▶ **WORK INSTRUCTIONS**
Only the pictures are to be omitted; everything else in the listing must be reproduced exactly.
....
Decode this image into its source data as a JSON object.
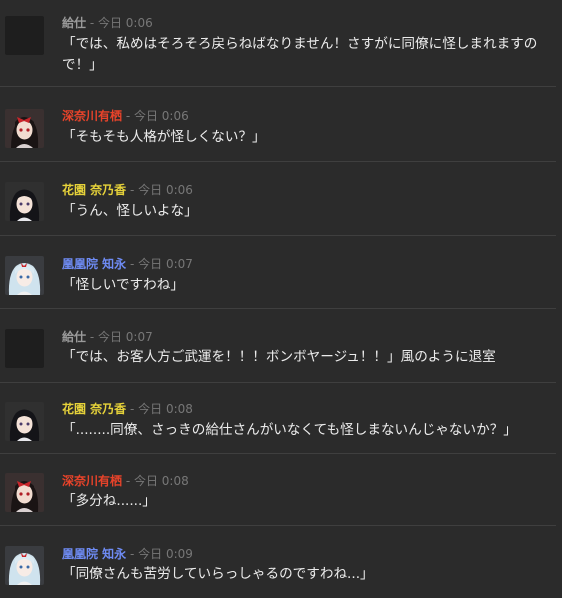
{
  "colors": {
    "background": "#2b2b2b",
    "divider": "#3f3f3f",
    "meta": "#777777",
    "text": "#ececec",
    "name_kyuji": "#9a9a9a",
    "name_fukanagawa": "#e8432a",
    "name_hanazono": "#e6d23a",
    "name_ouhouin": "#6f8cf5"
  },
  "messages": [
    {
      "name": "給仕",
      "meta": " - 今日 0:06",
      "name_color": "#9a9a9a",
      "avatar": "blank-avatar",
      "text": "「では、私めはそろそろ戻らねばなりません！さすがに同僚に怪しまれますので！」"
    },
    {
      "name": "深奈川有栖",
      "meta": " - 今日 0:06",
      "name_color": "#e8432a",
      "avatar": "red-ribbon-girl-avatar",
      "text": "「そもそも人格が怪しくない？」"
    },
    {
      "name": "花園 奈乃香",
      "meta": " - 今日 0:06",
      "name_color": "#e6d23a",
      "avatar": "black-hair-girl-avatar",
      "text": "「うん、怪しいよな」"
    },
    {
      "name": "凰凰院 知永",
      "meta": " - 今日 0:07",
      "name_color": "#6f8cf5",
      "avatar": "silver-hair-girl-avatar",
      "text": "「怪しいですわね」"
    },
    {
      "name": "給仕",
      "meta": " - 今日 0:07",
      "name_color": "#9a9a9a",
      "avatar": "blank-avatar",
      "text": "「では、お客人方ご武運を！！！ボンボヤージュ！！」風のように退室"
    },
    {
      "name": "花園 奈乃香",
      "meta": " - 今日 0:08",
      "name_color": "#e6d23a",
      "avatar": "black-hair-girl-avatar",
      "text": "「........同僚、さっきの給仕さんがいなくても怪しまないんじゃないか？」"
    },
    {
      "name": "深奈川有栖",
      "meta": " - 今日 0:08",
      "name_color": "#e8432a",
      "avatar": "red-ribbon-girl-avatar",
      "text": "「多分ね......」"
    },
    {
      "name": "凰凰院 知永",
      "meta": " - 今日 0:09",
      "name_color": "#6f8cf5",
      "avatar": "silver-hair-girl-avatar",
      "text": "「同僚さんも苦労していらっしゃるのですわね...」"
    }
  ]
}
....
▶ **FINISHED EXERCISE**
Decode this image into its source data as a JSON object.
{
  "colors": {
    "background": "#2b2b2b",
    "divider": "#3f3f3f",
    "meta": "#777777",
    "text": "#ececec",
    "name_kyuji": "#9a9a9a",
    "name_fukanagawa": "#e8432a",
    "name_hanazono": "#e6d23a",
    "name_ouhouin": "#6f8cf5"
  },
  "messages": [
    {
      "name": "給仕",
      "meta": " - 今日 0:06",
      "name_color": "#9a9a9a",
      "avatar": "blank-avatar",
      "text": "「では、私めはそろそろ戻らねばなりません！さすがに同僚に怪しまれますので！」"
    },
    {
      "name": "深奈川有栖",
      "meta": " - 今日 0:06",
      "name_color": "#e8432a",
      "avatar": "red-ribbon-girl-avatar",
      "text": "「そもそも人格が怪しくない？」"
    },
    {
      "name": "花園 奈乃香",
      "meta": " - 今日 0:06",
      "name_color": "#e6d23a",
      "avatar": "black-hair-girl-avatar",
      "text": "「うん、怪しいよな」"
    },
    {
      "name": "凰凰院 知永",
      "meta": " - 今日 0:07",
      "name_color": "#6f8cf5",
      "avatar": "silver-hair-girl-avatar",
      "text": "「怪しいですわね」"
    },
    {
      "name": "給仕",
      "meta": " - 今日 0:07",
      "name_color": "#9a9a9a",
      "avatar": "blank-avatar",
      "text": "「では、お客人方ご武運を！！！ボンボヤージュ！！」風のように退室"
    },
    {
      "name": "花園 奈乃香",
      "meta": " - 今日 0:08",
      "name_color": "#e6d23a",
      "avatar": "black-hair-girl-avatar",
      "text": "「........同僚、さっきの給仕さんがいなくても怪しまないんじゃないか？」"
    },
    {
      "name": "深奈川有栖",
      "meta": " - 今日 0:08",
      "name_color": "#e8432a",
      "avatar": "red-ribbon-girl-avatar",
      "text": "「多分ね......」"
    },
    {
      "name": "凰凰院 知永",
      "meta": " - 今日 0:09",
      "name_color": "#6f8cf5",
      "avatar": "silver-hair-girl-avatar",
      "text": "「同僚さんも苦労していらっしゃるのですわね...」"
    }
  ]
}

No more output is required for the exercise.